Segment Open
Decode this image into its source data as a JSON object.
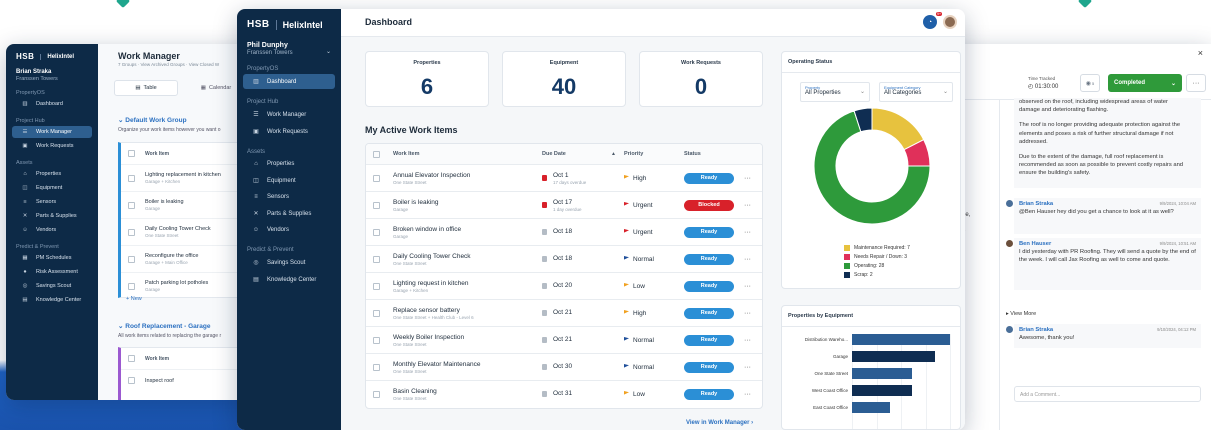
{
  "left_window": {
    "brand": {
      "hsb": "HSB",
      "helix": "HelixIntel"
    },
    "user": {
      "name": "Brian Straka",
      "org": "Franssen Towers"
    },
    "sections": [
      "PropertyOS",
      "Project Hub",
      "Assets",
      "Predict & Prevent"
    ],
    "nav_propertyos": [
      "Dashboard"
    ],
    "nav_project": [
      "Work Manager",
      "Work Requests"
    ],
    "nav_assets": [
      "Properties",
      "Equipment",
      "Sensors",
      "Parts & Supplies",
      "Vendors"
    ],
    "nav_predict": [
      "PM Schedules",
      "Risk Assessment",
      "Savings Scout",
      "Knowledge Center"
    ],
    "title": "Work Manager",
    "subtitle": "7 Groups · View Archived Groups · View Closed W",
    "tabs": [
      "Table",
      "Calendar"
    ],
    "group1": {
      "title": "Default Work Group",
      "desc": "Organize your work items however you want o",
      "header": "Work Item",
      "items": [
        {
          "name": "Lighting replacement in kitchen",
          "sub": "Garage + Kitchen"
        },
        {
          "name": "Boiler is leaking",
          "sub": "Garage"
        },
        {
          "name": "Daily Cooling Tower Check",
          "sub": "One State Street"
        },
        {
          "name": "Reconfigure the office",
          "sub": "Garage + Main Office"
        },
        {
          "name": "Patch parking lot potholes",
          "sub": "Garage"
        }
      ]
    },
    "new_label": "+ New",
    "group2": {
      "title": "Roof Replacement - Garage",
      "desc": "All work items related to replacing the garage r",
      "header": "Work Item",
      "items": [
        {
          "name": "Inspect roof"
        }
      ]
    }
  },
  "main_window": {
    "brand": {
      "hsb": "HSB",
      "helix": "HelixIntel"
    },
    "user": {
      "name": "Phil Dunphy",
      "org": "Franssen Towers"
    },
    "sections": [
      "PropertyOS",
      "Project Hub",
      "Assets",
      "Predict & Prevent"
    ],
    "nav_propertyos": [
      "Dashboard"
    ],
    "nav_project": [
      "Work Manager",
      "Work Requests"
    ],
    "nav_assets": [
      "Properties",
      "Equipment",
      "Sensors",
      "Parts & Supplies",
      "Vendors"
    ],
    "nav_predict": [
      "Savings Scout",
      "Knowledge Center"
    ],
    "page_title": "Dashboard",
    "notif_count": "9+",
    "stats": [
      {
        "label": "Properties",
        "value": "6"
      },
      {
        "label": "Equipment",
        "value": "40"
      },
      {
        "label": "Work Requests",
        "value": "0"
      }
    ],
    "active_title": "My Active Work Items",
    "columns": [
      "Work Item",
      "Due Date",
      "Priority",
      "Status"
    ],
    "rows": [
      {
        "name": "Annual Elevator Inspection",
        "sub": "One State Street",
        "due": "Oct 1",
        "due_sub": "17 days overdue",
        "priority": "High",
        "status": "Ready",
        "overdue": true
      },
      {
        "name": "Boiler is leaking",
        "sub": "Garage",
        "due": "Oct 17",
        "due_sub": "1 day overdue",
        "priority": "Urgent",
        "status": "Blocked",
        "overdue": true
      },
      {
        "name": "Broken window in office",
        "sub": "Garage",
        "due": "Oct 18",
        "due_sub": "",
        "priority": "Urgent",
        "status": "Ready",
        "overdue": false
      },
      {
        "name": "Daily Cooling Tower Check",
        "sub": "One State Street",
        "due": "Oct 18",
        "due_sub": "",
        "priority": "Normal",
        "status": "Ready",
        "overdue": false
      },
      {
        "name": "Lighting request in kitchen",
        "sub": "Garage + Kitchen",
        "due": "Oct 20",
        "due_sub": "",
        "priority": "Low",
        "status": "Ready",
        "overdue": false
      },
      {
        "name": "Replace sensor battery",
        "sub": "One State Street + Health Club - Level 6",
        "due": "Oct 21",
        "due_sub": "",
        "priority": "High",
        "status": "Ready",
        "overdue": false
      },
      {
        "name": "Weekly Boiler Inspection",
        "sub": "One State Street",
        "due": "Oct 21",
        "due_sub": "",
        "priority": "Normal",
        "status": "Ready",
        "overdue": false
      },
      {
        "name": "Monthly Elevator Maintenance",
        "sub": "One State Street",
        "due": "Oct 30",
        "due_sub": "",
        "priority": "Normal",
        "status": "Ready",
        "overdue": false
      },
      {
        "name": "Basin Cleaning",
        "sub": "One State Street",
        "due": "Oct 31",
        "due_sub": "",
        "priority": "Low",
        "status": "Ready",
        "overdue": false
      }
    ],
    "view_link": "View in Work Manager  ›",
    "operating": {
      "title": "Operating Status",
      "prop_label": "Property",
      "prop_value": "All Properties",
      "cat_label": "Equipment Category",
      "cat_value": "All Categories"
    },
    "bars_title": "Properties by Equipment"
  },
  "right_window": {
    "time_label": "Time Tracked",
    "time_value": "01:30:00",
    "badge": "5",
    "completed": "Completed",
    "comment_top": [
      "observed on the roof, including widespread areas of water",
      "damage and deteriorating flashing."
    ],
    "comment_p2": "The roof is no longer providing adequate protection against the elements and poses a risk of further structural damage if not addressed.",
    "comment_p3": "Due to the extent of the damage, full roof replacement is recommended as soon as possible to prevent costly repairs and ensure the building's safety.",
    "comments": [
      {
        "author": "Brian Straka",
        "date": "9/9/2024, 10:04 AM",
        "text": "@Ben Hauser hey did you get a chance to look at it as well?"
      },
      {
        "author": "Ben Hauser",
        "date": "9/9/2024, 10:51 AM",
        "text": "I did yesterday with PR Roofing. They will send a quote by the end of the week. I will call Jax Roofing as well to come and quote."
      }
    ],
    "view_more": "▸ View More",
    "last_comment": {
      "author": "Brian Straka",
      "date": "9/10/2024, 04:12 PM",
      "text": "Awesome, thank you!"
    },
    "add_placeholder": "Add a Comment...",
    "edge_text": [
      "ge,",
      "s",
      "e"
    ]
  },
  "colors": {
    "navy": "#0d2a47",
    "ready": "#2b8fd6",
    "blocked": "#d8212a",
    "completed": "#2f9a3a",
    "maintenance": "#e7c23e",
    "repair": "#e0305a",
    "operating": "#2e9a3b",
    "scrap": "#0f2d52"
  },
  "chart_data": [
    {
      "type": "pie",
      "title": "Operating Status",
      "labels": [
        "Maintenance Required",
        "Needs Repair / Down",
        "Operating",
        "Scrap"
      ],
      "values": [
        7,
        3,
        28,
        2
      ],
      "legend": [
        "Maintenance Required: 7",
        "Needs Repair / Down: 3",
        "Operating: 28",
        "Scrap: 2"
      ],
      "colors": [
        "#e7c23e",
        "#e0305a",
        "#2e9a3b",
        "#0f2d52"
      ]
    },
    {
      "type": "bar",
      "title": "Properties by Equipment",
      "categories": [
        "Distribution Wareho...",
        "Garage",
        "One State Street",
        "West Coast Office",
        "East Coast Office"
      ],
      "values": [
        13,
        11,
        8,
        8,
        5
      ],
      "colors": [
        "#2b5d93",
        "#0f2d52",
        "#2b5d93",
        "#0f2d52",
        "#2b5d93"
      ]
    }
  ]
}
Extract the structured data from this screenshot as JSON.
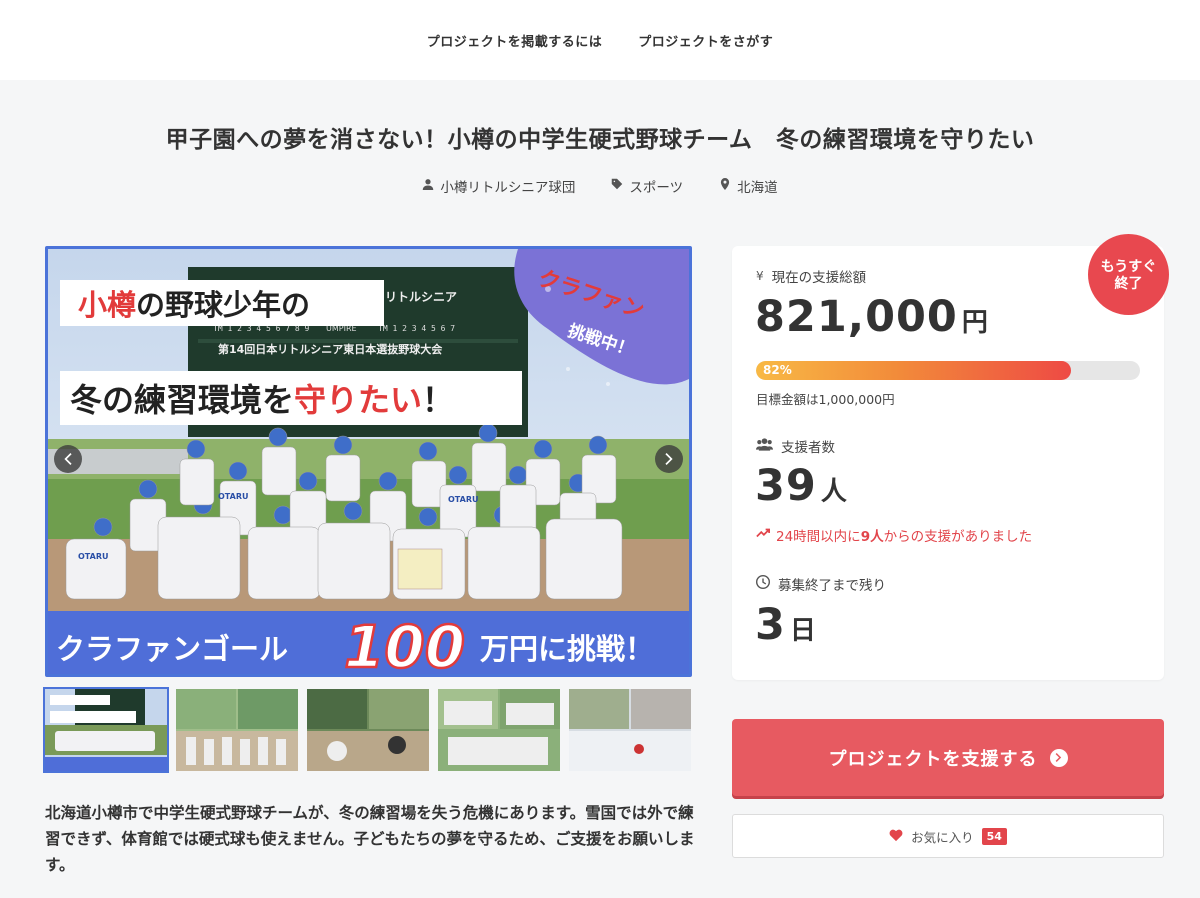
{
  "nav": {
    "items": [
      "プロジェクトを掲載するには",
      "プロジェクトをさがす"
    ]
  },
  "project": {
    "title": "甲子園への夢を消さない！小樽の中学生硬式野球チーム　冬の練習環境を守りたい",
    "owner": "小樽リトルシニア球団",
    "category": "スポーツ",
    "location": "北海道",
    "description": "北海道小樽市で中学生硬式野球チームが、冬の練習場を失う危機にあります。雪国では外で練習できず、体育館では硬式球も使えません。子どもたちの夢を守るため、ご支援をお願いします。"
  },
  "hero": {
    "line1_red": "小樽",
    "line1_rest": "の野球少年の",
    "line2_a": "冬の練習環境を",
    "line2_red": "守りたい",
    "line2_end": "！",
    "stamp_top": "クラファン",
    "stamp_bottom": "挑戦中！",
    "bottom_a": "クラファンゴール",
    "bottom_num": "100",
    "bottom_b": "万円に挑戦！",
    "scoreboard_a": "TM 1 2 3 4 5 6 7 8 9",
    "scoreboard_umpire": "UMPIRE",
    "scoreboard_b": "TM 1 2 3 4 5 6 7",
    "scoreboard_title": "第14回日本リトルシニア東日本選抜野球大会",
    "scoreboard_name": "リトルシニア",
    "jersey": "OTARU"
  },
  "stats": {
    "badge_line1": "もうすぐ",
    "badge_line2": "終了",
    "amount_label": "現在の支援総額",
    "amount": "821,000",
    "amount_unit": "円",
    "progress_label": "82%",
    "progress_value": 0.82,
    "goal": "目標金額は1,000,000円",
    "backers_label": "支援者数",
    "backers": "39",
    "backers_unit": "人",
    "recent_a": "24時間以内に",
    "recent_num": "9人",
    "recent_b": "からの支援がありました",
    "remaining_label": "募集終了まで残り",
    "remaining": "3",
    "remaining_unit": "日"
  },
  "actions": {
    "support_label": "プロジェクトを支援する",
    "favorite_label": "お気に入り",
    "favorite_count": "54"
  },
  "icons": {
    "owner": "user-icon",
    "category": "tag-icon",
    "location": "map-pin-icon",
    "amount": "yen-icon",
    "backers": "users-icon",
    "recent": "trending-up-icon",
    "remaining": "clock-icon",
    "favorite": "heart-icon",
    "support": "chevron-right-circle-icon"
  },
  "colors": {
    "accent": "#e75a61",
    "badge": "#e8484f",
    "image_border": "#4b73d9"
  }
}
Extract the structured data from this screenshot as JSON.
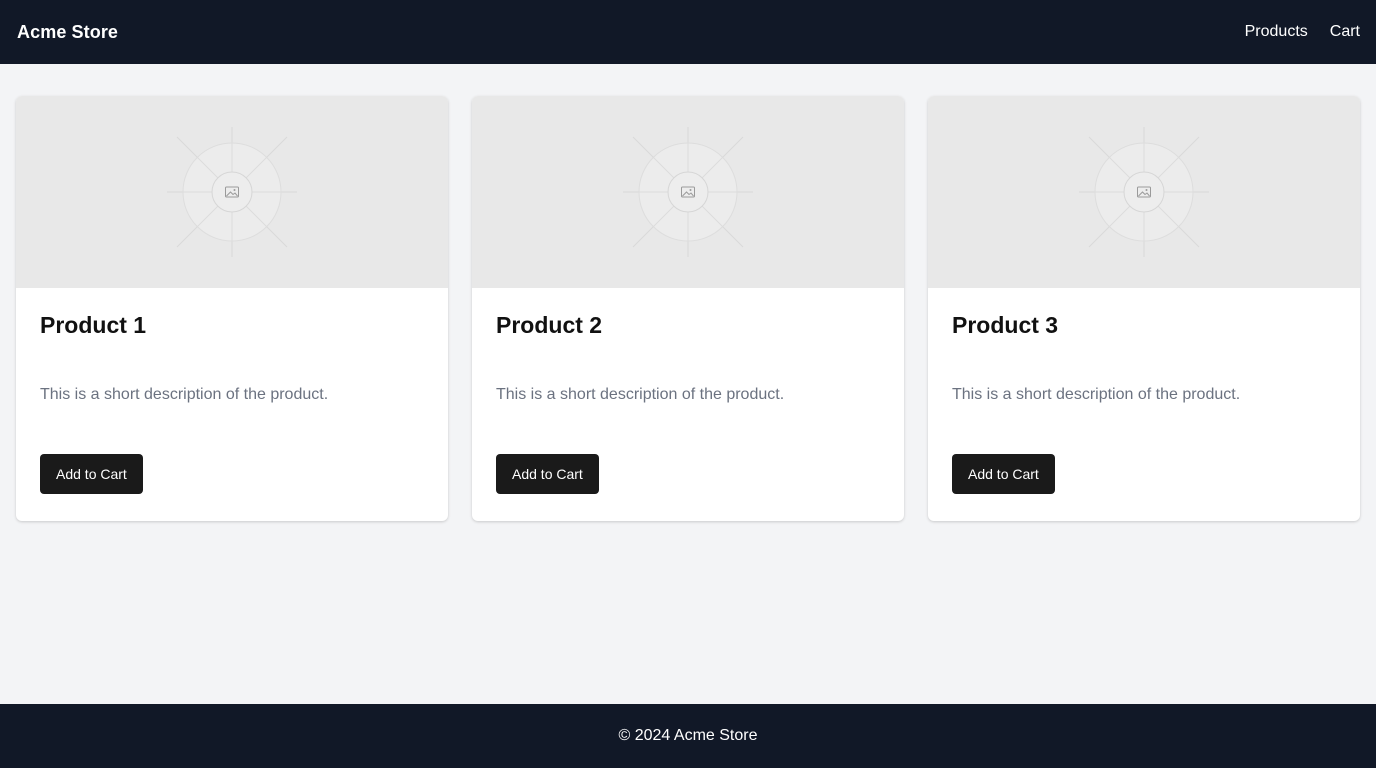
{
  "header": {
    "brand": "Acme Store",
    "nav": [
      {
        "label": "Products"
      },
      {
        "label": "Cart"
      }
    ]
  },
  "products": [
    {
      "title": "Product 1",
      "description": "This is a short description of the product.",
      "button_label": "Add to Cart"
    },
    {
      "title": "Product 2",
      "description": "This is a short description of the product.",
      "button_label": "Add to Cart"
    },
    {
      "title": "Product 3",
      "description": "This is a short description of the product.",
      "button_label": "Add to Cart"
    }
  ],
  "footer": {
    "text": "© 2024 Acme Store"
  },
  "icons": {
    "product_image": "image-placeholder-icon"
  },
  "colors": {
    "header_bg": "#111827",
    "page_bg": "#f3f4f6",
    "button_bg": "#1a1a1a"
  }
}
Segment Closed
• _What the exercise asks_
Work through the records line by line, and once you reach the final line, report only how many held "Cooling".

• _Answer to this task_
2